What you have to do> Look through the listing below and report the lines that have the word "portrait" in them.

Provided data>
----------
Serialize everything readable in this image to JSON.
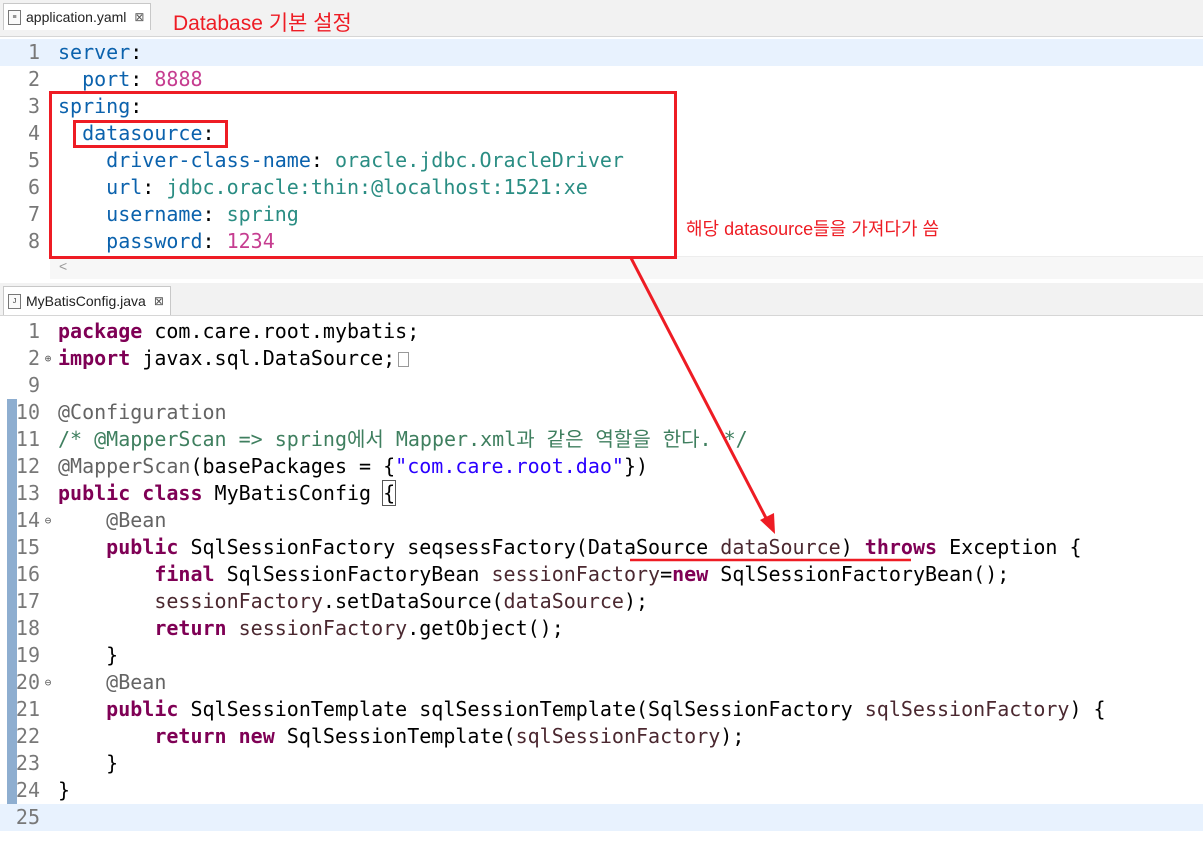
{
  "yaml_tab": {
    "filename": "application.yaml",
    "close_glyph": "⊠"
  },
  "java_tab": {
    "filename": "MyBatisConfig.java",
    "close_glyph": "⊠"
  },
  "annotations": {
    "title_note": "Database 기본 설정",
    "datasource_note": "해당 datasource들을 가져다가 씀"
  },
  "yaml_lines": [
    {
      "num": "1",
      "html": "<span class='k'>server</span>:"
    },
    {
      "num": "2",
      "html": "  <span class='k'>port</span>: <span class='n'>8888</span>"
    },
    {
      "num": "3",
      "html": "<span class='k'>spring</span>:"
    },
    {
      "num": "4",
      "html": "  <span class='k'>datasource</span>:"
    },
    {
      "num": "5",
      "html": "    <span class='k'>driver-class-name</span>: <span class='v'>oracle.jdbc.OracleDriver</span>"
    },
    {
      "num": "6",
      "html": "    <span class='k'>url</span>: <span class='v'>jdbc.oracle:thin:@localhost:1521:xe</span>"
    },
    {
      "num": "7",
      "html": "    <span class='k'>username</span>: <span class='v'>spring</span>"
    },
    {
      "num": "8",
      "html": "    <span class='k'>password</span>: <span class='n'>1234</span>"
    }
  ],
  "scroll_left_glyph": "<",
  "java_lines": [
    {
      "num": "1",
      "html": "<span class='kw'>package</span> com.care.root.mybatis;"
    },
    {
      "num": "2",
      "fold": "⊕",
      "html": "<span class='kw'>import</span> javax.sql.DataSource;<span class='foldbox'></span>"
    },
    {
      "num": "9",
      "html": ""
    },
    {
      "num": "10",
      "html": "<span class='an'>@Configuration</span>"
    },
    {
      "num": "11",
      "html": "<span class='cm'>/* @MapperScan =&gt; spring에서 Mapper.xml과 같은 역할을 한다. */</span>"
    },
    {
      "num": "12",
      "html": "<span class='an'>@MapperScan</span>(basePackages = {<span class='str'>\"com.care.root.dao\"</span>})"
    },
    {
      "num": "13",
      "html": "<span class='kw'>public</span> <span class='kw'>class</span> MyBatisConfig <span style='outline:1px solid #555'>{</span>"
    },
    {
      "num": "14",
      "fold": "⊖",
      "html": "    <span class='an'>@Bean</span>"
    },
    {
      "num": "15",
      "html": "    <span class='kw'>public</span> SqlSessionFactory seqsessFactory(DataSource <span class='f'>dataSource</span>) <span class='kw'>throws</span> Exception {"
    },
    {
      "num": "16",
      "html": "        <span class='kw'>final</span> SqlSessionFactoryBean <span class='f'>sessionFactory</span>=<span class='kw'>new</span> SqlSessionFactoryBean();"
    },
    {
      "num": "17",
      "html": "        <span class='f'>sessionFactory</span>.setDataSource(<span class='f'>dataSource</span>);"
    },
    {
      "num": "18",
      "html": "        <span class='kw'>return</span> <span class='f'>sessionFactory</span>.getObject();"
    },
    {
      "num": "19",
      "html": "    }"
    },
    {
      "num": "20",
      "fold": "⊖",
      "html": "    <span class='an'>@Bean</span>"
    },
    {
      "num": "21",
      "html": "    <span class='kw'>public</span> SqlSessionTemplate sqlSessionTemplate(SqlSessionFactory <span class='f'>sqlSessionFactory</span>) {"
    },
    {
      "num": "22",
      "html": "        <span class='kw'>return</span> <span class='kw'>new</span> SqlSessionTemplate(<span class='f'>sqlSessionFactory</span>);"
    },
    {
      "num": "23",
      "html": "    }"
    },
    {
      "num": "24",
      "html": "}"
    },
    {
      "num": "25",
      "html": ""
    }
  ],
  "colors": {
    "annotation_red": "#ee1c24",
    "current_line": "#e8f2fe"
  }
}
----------
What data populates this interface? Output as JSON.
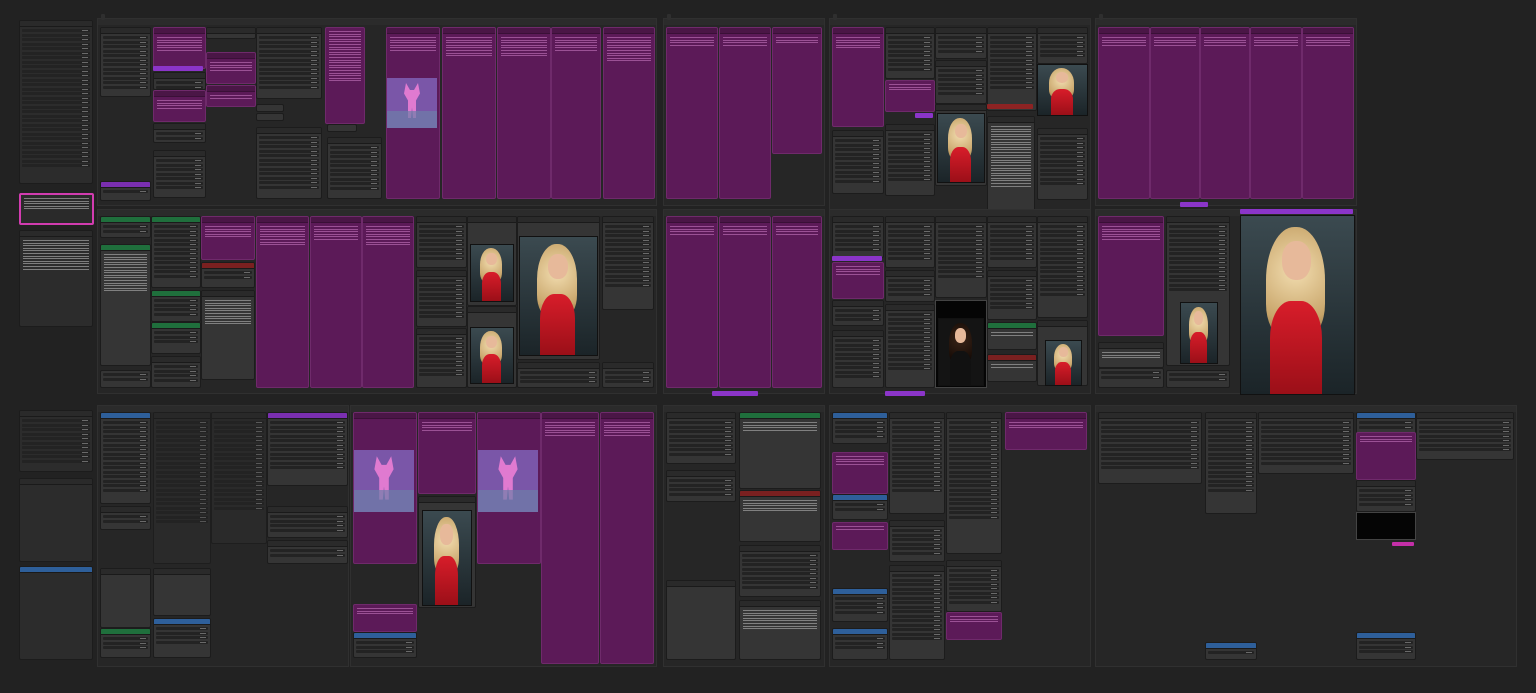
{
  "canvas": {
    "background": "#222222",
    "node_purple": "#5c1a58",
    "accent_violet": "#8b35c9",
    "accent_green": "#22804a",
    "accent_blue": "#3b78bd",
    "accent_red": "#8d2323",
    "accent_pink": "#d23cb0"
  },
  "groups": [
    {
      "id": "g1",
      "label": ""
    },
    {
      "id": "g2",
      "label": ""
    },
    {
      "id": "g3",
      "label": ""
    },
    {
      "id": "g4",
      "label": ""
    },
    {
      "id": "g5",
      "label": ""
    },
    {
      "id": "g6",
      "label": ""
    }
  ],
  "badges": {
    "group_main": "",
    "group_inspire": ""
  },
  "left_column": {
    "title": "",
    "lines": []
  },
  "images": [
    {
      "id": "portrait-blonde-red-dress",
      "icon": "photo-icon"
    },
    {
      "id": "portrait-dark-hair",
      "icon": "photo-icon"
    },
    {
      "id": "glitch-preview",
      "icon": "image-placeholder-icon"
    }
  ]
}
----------
Output for this task>
      "id": "portrait-blonde-red-dress",
      "id": "portrait-dark-hair",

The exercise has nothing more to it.